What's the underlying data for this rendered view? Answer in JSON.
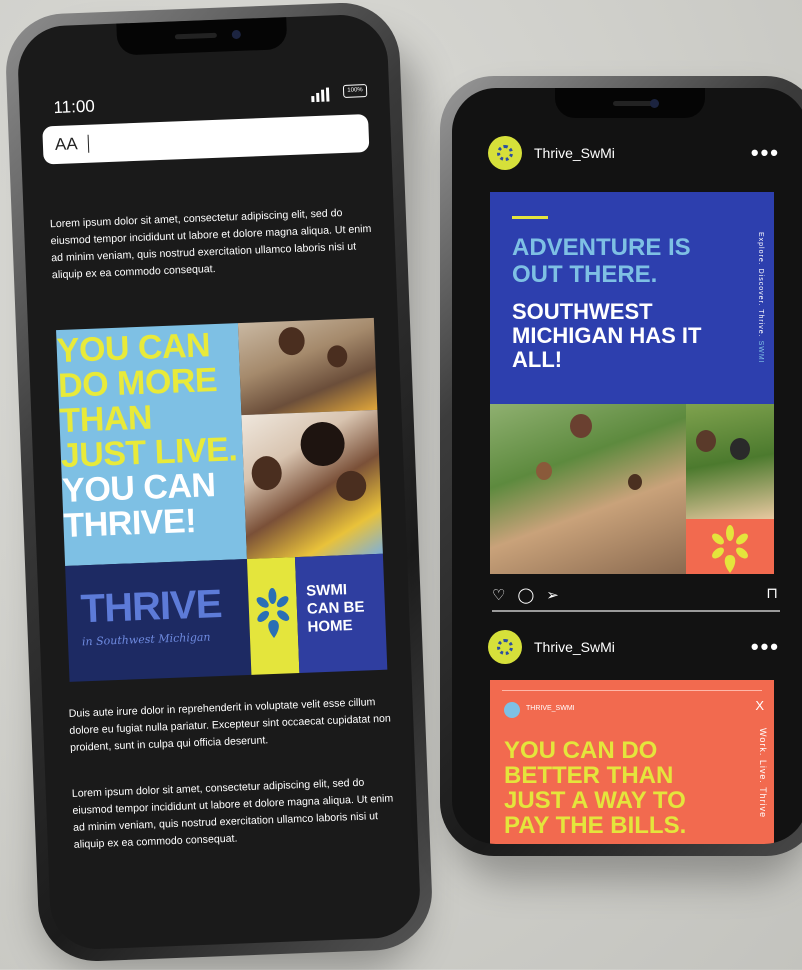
{
  "left_phone": {
    "status": {
      "time": "11:00",
      "battery": "100%"
    },
    "search": {
      "text_size_label": "AA"
    },
    "paragraphs": [
      "Lorem ipsum dolor sit amet, consectetur adipiscing elit, sed do eiusmod tempor incididunt ut labore et dolore magna aliqua. Ut enim ad minim veniam, quis nostrud exercitation ullamco laboris nisi ut aliquip ex ea commodo consequat.",
      "Duis aute irure dolor in reprehenderit in voluptate velit esse cillum dolore eu fugiat nulla pariatur. Excepteur sint occaecat cupidatat non proident, sunt in culpa qui officia deserunt.",
      "Lorem ipsum dolor sit amet, consectetur adipiscing elit, sed do eiusmod tempor incididunt ut labore et dolore magna aliqua. Ut enim ad minim veniam, quis nostrud exercitation ullamco laboris nisi ut aliquip ex ea commodo consequat."
    ],
    "ad": {
      "headline_yellow": "YOU CAN DO MORE THAN JUST LIVE.",
      "headline_white": "YOU CAN THRIVE!",
      "brand_word": "THRIVE",
      "brand_sub": "in Southwest Michigan",
      "swmi_line1": "SWMI",
      "swmi_line2": "CAN BE",
      "swmi_line3": "HOME"
    }
  },
  "right_phone": {
    "post1": {
      "username": "Thrive_SwMi",
      "more_label": "•••",
      "headline_blue": "ADVENTURE IS OUT THERE.",
      "headline_white": "SOUTHWEST MICHIGAN HAS IT ALL!",
      "vertical_text": "Explore. Discover. Thrive.",
      "vertical_highlight": "SWMI"
    },
    "post2": {
      "username": "Thrive_SwMi",
      "more_label": "•••",
      "handle": "THRIVE_SWMI",
      "close_label": "X",
      "headline": "YOU CAN DO BETTER THAN JUST A WAY TO PAY THE BILLS.",
      "vertical_text": "Work. Live. Thrive"
    },
    "icons": [
      "heart-icon",
      "comment-icon",
      "send-icon",
      "bookmark-icon"
    ]
  },
  "colors": {
    "navy": "#1d2a63",
    "royal_blue": "#2d3fae",
    "sky_blue": "#7ec0e4",
    "lime_yellow": "#e4e53c",
    "coral": "#f26a4f"
  }
}
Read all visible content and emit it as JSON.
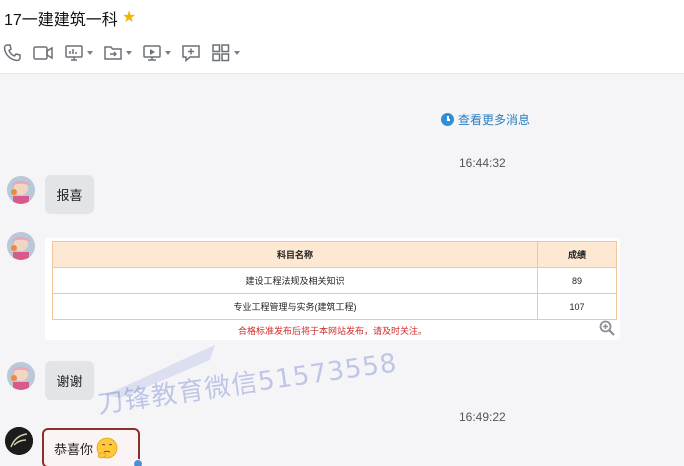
{
  "window": {
    "title": "17一建建筑一科"
  },
  "toolbar": {
    "icons": [
      "phone-icon",
      "video-icon",
      "screen-share-icon",
      "file-icon",
      "remote-desktop-icon",
      "add-app-icon",
      "grid-apps-icon"
    ]
  },
  "chat": {
    "more_link": "查看更多消息",
    "messages": [
      {
        "time": "16:44:32"
      },
      {
        "text": "报喜"
      },
      {
        "table": {
          "headers": [
            "科目名称",
            "成绩"
          ],
          "rows": [
            [
              "建设工程法规及相关知识",
              "89"
            ],
            [
              "专业工程管理与实务(建筑工程)",
              "107"
            ]
          ],
          "notice": "合格标准发布后将于本网站发布，请及时关注。"
        }
      },
      {
        "text": "谢谢"
      },
      {
        "time": "16:49:22"
      },
      {
        "text": "恭喜你"
      }
    ]
  },
  "watermark": "刀锋教育微信51573558",
  "colors": {
    "accent_link": "#2e7fc0",
    "notice_red": "#d02a2a",
    "table_border": "#f0c69a",
    "table_header_bg": "#fde9d3",
    "bubble_border": "#8e2d2d"
  }
}
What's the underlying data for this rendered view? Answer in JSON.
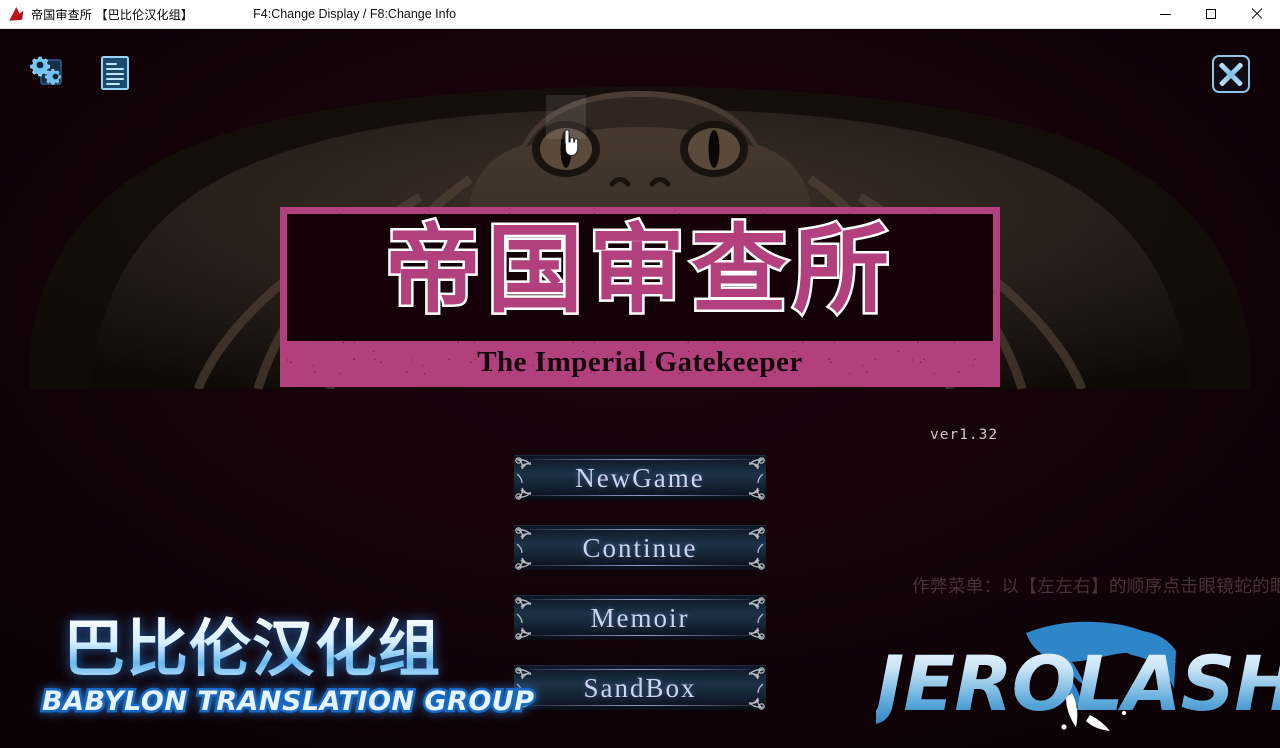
{
  "window": {
    "app_icon": "app-logo-icon",
    "title": "帝国审查所 【巴比伦汉化组】",
    "hint": "F4:Change Display / F8:Change Info",
    "controls": {
      "minimize": "minimize-icon",
      "maximize": "maximize-icon",
      "close": "close-icon"
    }
  },
  "game": {
    "icons": [
      {
        "name": "settings-gears-icon",
        "label": "Settings"
      },
      {
        "name": "log-document-icon",
        "label": "Log"
      }
    ],
    "close_button": "close-x-icon",
    "title_plate": {
      "chinese": "帝国审查所",
      "english": "The Imperial Gatekeeper",
      "band_color": "#b2407d",
      "inner_color": "#150108"
    },
    "version": "ver1.32",
    "menu": [
      {
        "label": "NewGame"
      },
      {
        "label": "Continue"
      },
      {
        "label": "Memoir"
      },
      {
        "label": "SandBox"
      }
    ],
    "cheat_hint": "作弊菜单：以【左左右】的顺序点击眼镜蛇的眼睛",
    "babylon_logo": {
      "chinese": "巴比伦汉化组",
      "english": "BABYLON TRANSLATION GROUP"
    },
    "jerolash_logo": "JEROLASH",
    "background_art": "cobra-snake-head",
    "cursor": "hand-pointer-cursor",
    "eye_highlight": "snake-left-eye-hotspot"
  },
  "colors": {
    "background": "#150309",
    "accent_pink": "#b2407d",
    "button_text": "#cdd6ef",
    "icon_blue": "#8fc4e6"
  }
}
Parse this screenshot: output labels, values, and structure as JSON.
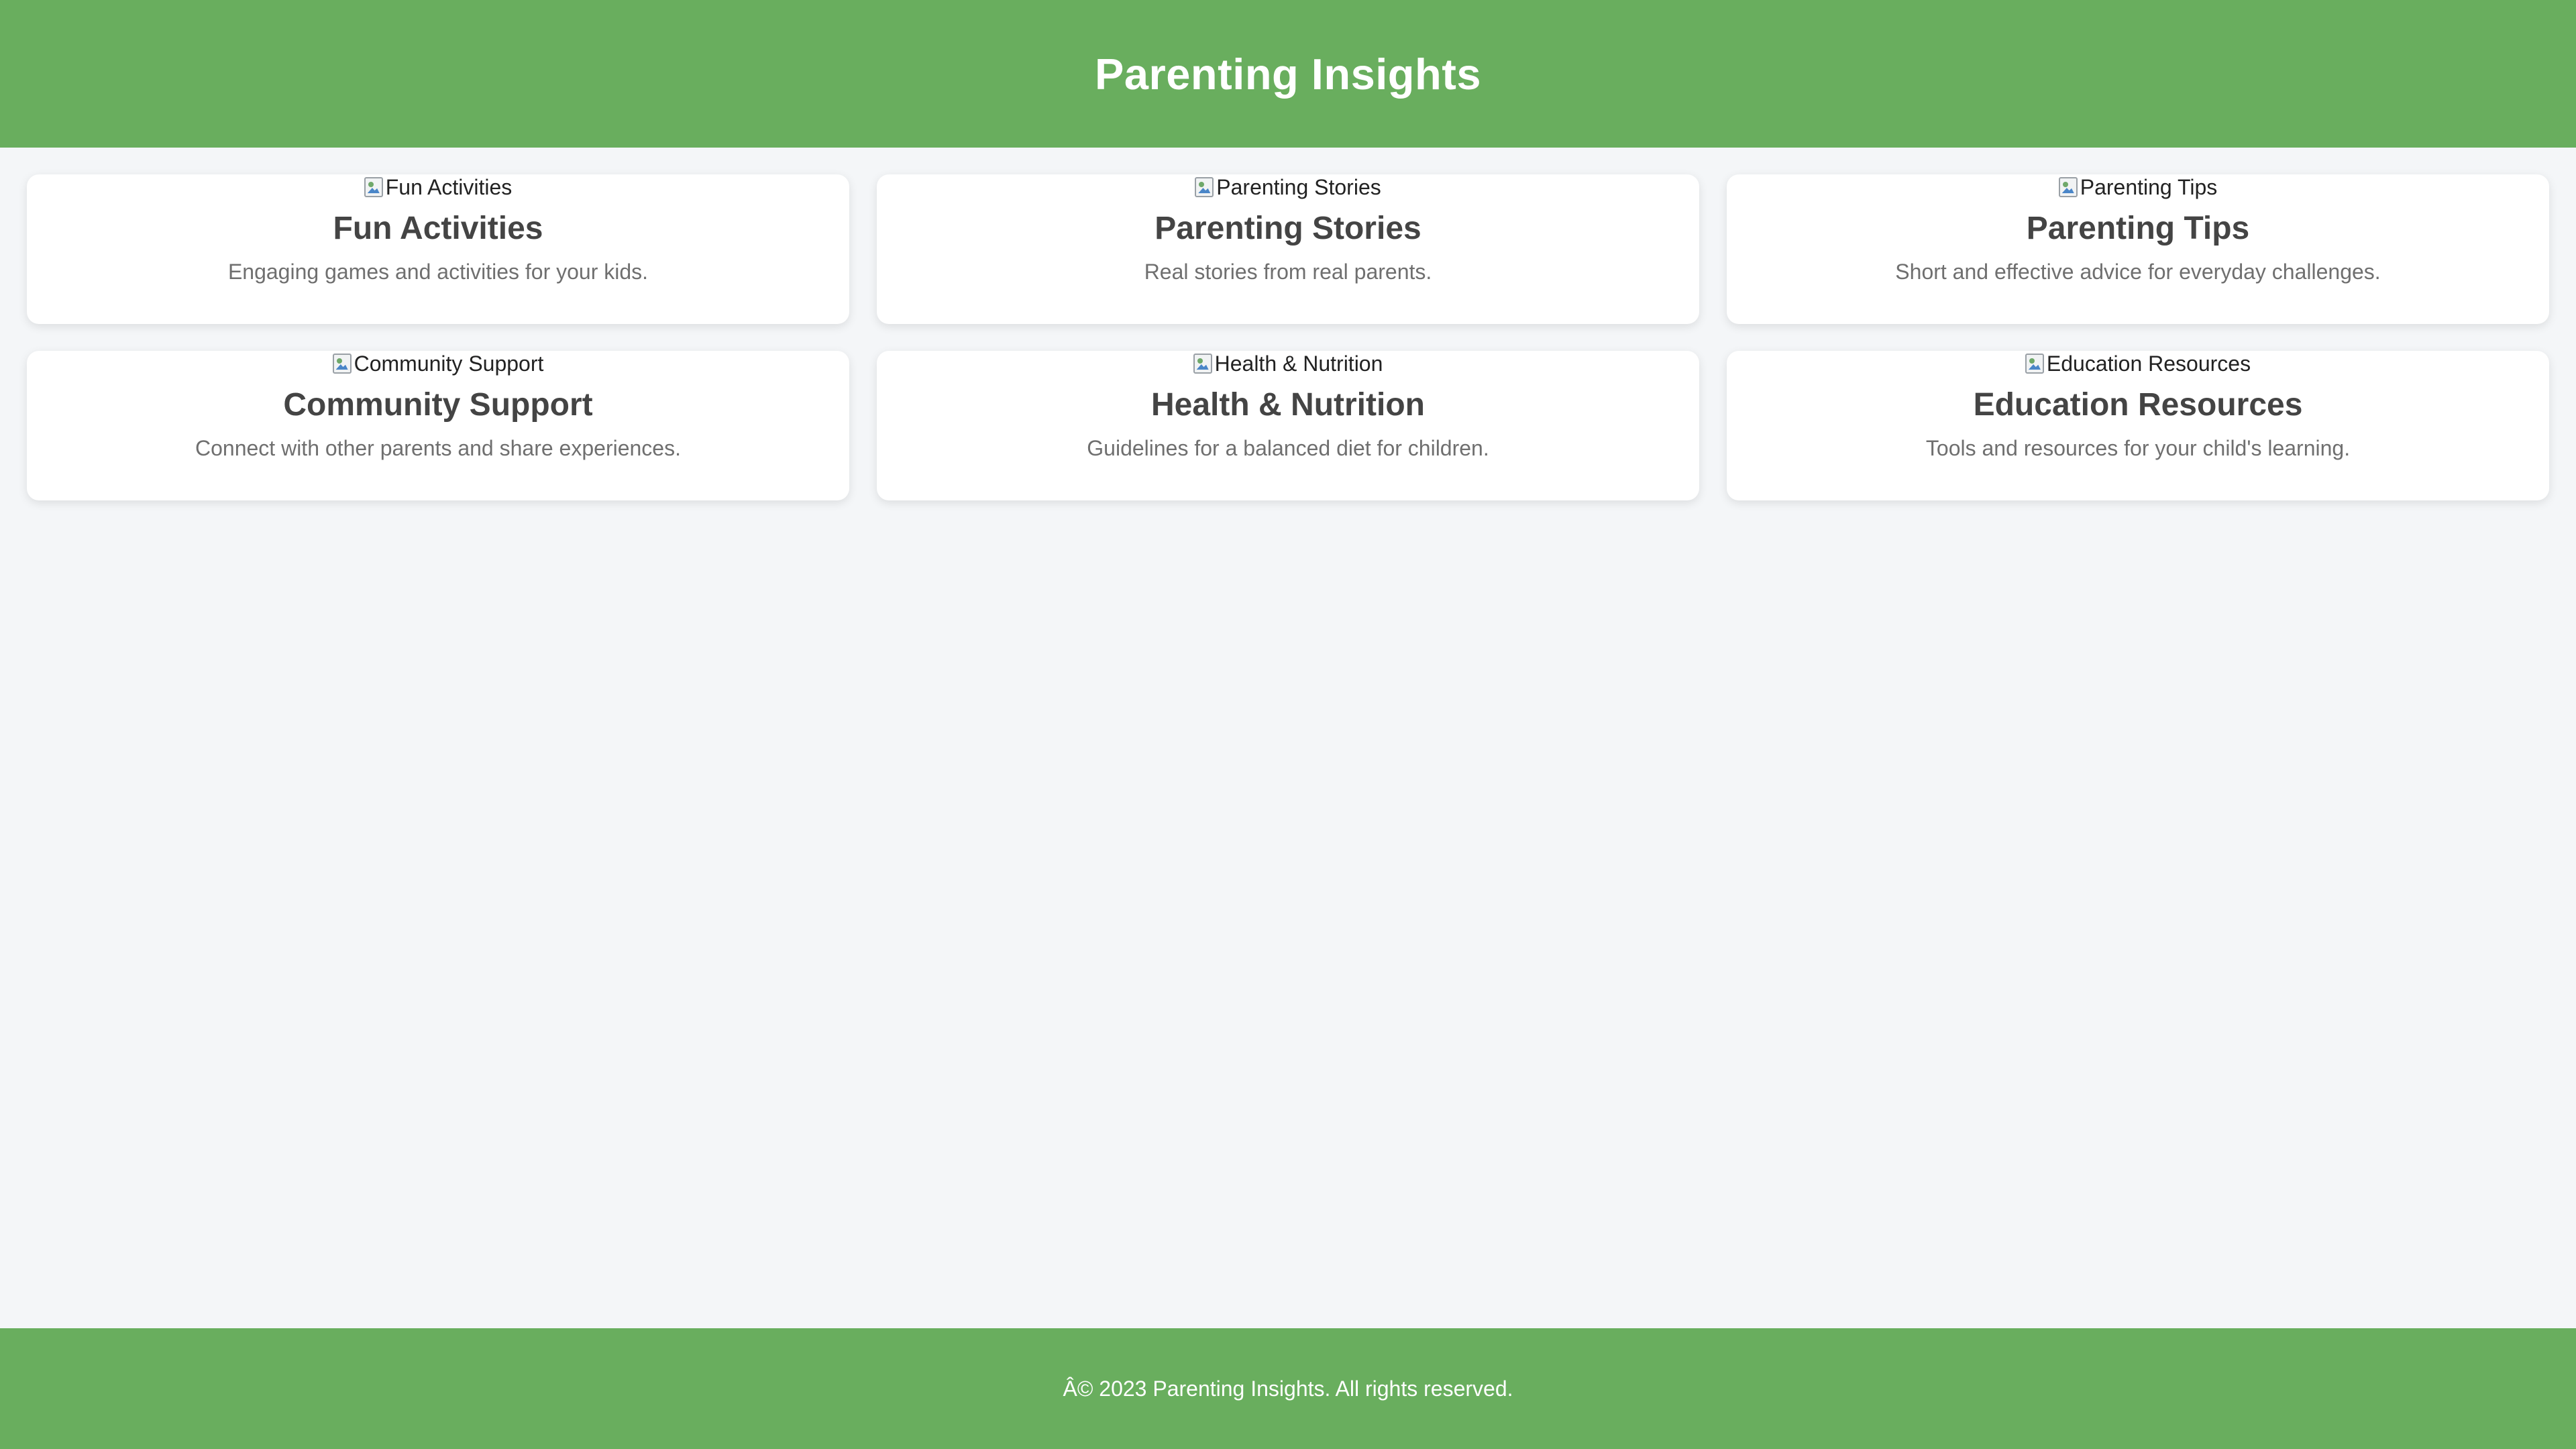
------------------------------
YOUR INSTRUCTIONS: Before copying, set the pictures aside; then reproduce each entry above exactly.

PROBLEM SOLUTION:
What's the underlying data for this rendered view? Answer in JSON.
{
  "left_phone": {
    "status": {
      "time": "11:00",
      "battery": "100%"
    },
    "search": {
      "text_size_label": "AA"
    },
    "paragraphs": [
      "Lorem ipsum dolor sit amet, consectetur adipiscing elit, sed do eiusmod tempor incididunt ut labore et dolore magna aliqua. Ut enim ad minim veniam, quis nostrud exercitation ullamco laboris nisi ut aliquip ex ea commodo consequat.",
      "Duis aute irure dolor in reprehenderit in voluptate velit esse cillum dolore eu fugiat nulla pariatur. Excepteur sint occaecat cupidatat non proident, sunt in culpa qui officia deserunt.",
      "Lorem ipsum dolor sit amet, consectetur adipiscing elit, sed do eiusmod tempor incididunt ut labore et dolore magna aliqua. Ut enim ad minim veniam, quis nostrud exercitation ullamco laboris nisi ut aliquip ex ea commodo consequat."
    ],
    "ad": {
      "headline_yellow": "YOU CAN DO MORE THAN JUST LIVE.",
      "headline_white": "YOU CAN THRIVE!",
      "brand_word": "THRIVE",
      "brand_sub": "in Southwest Michigan",
      "swmi_line1": "SWMI",
      "swmi_line2": "CAN BE",
      "swmi_line3": "HOME"
    }
  },
  "right_phone": {
    "post1": {
      "username": "Thrive_SwMi",
      "more_label": "•••",
      "headline_blue": "ADVENTURE IS OUT THERE.",
      "headline_white": "SOUTHWEST MICHIGAN HAS IT ALL!",
      "vertical_text": "Explore. Discover. Thrive.",
      "vertical_highlight": "SWMI"
    },
    "post2": {
      "username": "Thrive_SwMi",
      "more_label": "•••",
      "handle": "THRIVE_SWMI",
      "close_label": "X",
      "headline": "YOU CAN DO BETTER THAN JUST A WAY TO PAY THE BILLS.",
      "vertical_text": "Work. Live. Thrive"
    },
    "icons": [
      "heart-icon",
      "comment-icon",
      "send-icon",
      "bookmark-icon"
    ]
  },
  "colors": {
    "navy": "#1d2a63",
    "royal_blue": "#2d3fae",
    "sky_blue": "#7ec0e4",
    "lime_yellow": "#e4e53c",
    "coral": "#f26a4f"
  }
}
Read all visible content and emit it as JSON.
{
  "window": {
    "title": "17一建建筑一科"
  },
  "toolbar": {
    "icons": [
      "phone-icon",
      "video-icon",
      "screen-share-icon",
      "file-icon",
      "remote-desktop-icon",
      "add-app-icon",
      "grid-apps-icon"
    ]
  },
  "chat": {
    "more_link": "查看更多消息",
    "messages": [
      {
        "time": "16:44:32"
      },
      {
        "text": "报喜"
      },
      {
        "table": {
          "headers": [
            "科目名称",
            "成绩"
          ],
          "rows": [
            [
              "建设工程法规及相关知识",
              "89"
            ],
            [
              "专业工程管理与实务(建筑工程)",
              "107"
            ]
          ],
          "notice": "合格标准发布后将于本网站发布，请及时关注。"
        }
      },
      {
        "text": "谢谢"
      },
      {
        "time": "16:49:22"
      },
      {
        "text": "恭喜你"
      }
    ]
  },
  "watermark": "刀锋教育微信51573558",
  "colors": {
    "accent_link": "#2e7fc0",
    "notice_red": "#d02a2a",
    "table_border": "#f0c69a",
    "table_header_bg": "#fde9d3",
    "bubble_border": "#8e2d2d"
  }
}
What's the underlying data for this rendered view? Answer in JSON.
{
  "window": {
    "app_icon": "app-logo-icon",
    "title": "帝国审查所 【巴比伦汉化组】",
    "hint": "F4:Change Display / F8:Change Info",
    "controls": {
      "minimize": "minimize-icon",
      "maximize": "maximize-icon",
      "close": "close-icon"
    }
  },
  "game": {
    "icons": [
      {
        "name": "settings-gears-icon",
        "label": "Settings"
      },
      {
        "name": "log-document-icon",
        "label": "Log"
      }
    ],
    "close_button": "close-x-icon",
    "title_plate": {
      "chinese": "帝国审查所",
      "english": "The Imperial Gatekeeper",
      "band_color": "#b2407d",
      "inner_color": "#150108"
    },
    "version": "ver1.32",
    "menu": [
      {
        "label": "NewGame"
      },
      {
        "label": "Continue"
      },
      {
        "label": "Memoir"
      },
      {
        "label": "SandBox"
      }
    ],
    "cheat_hint": "作弊菜单：以【左左右】的顺序点击眼镜蛇的眼睛",
    "babylon_logo": {
      "chinese": "巴比伦汉化组",
      "english": "BABYLON TRANSLATION GROUP"
    },
    "jerolash_logo": "JEROLASH",
    "background_art": "cobra-snake-head",
    "cursor": "hand-pointer-cursor",
    "eye_highlight": "snake-left-eye-hotspot"
  },
  "colors": {
    "background": "#150309",
    "accent_pink": "#b2407d",
    "button_text": "#cdd6ef",
    "icon_blue": "#8fc4e6"
  }
}
Parse this screenshot: output labels, values, and structure as JSON.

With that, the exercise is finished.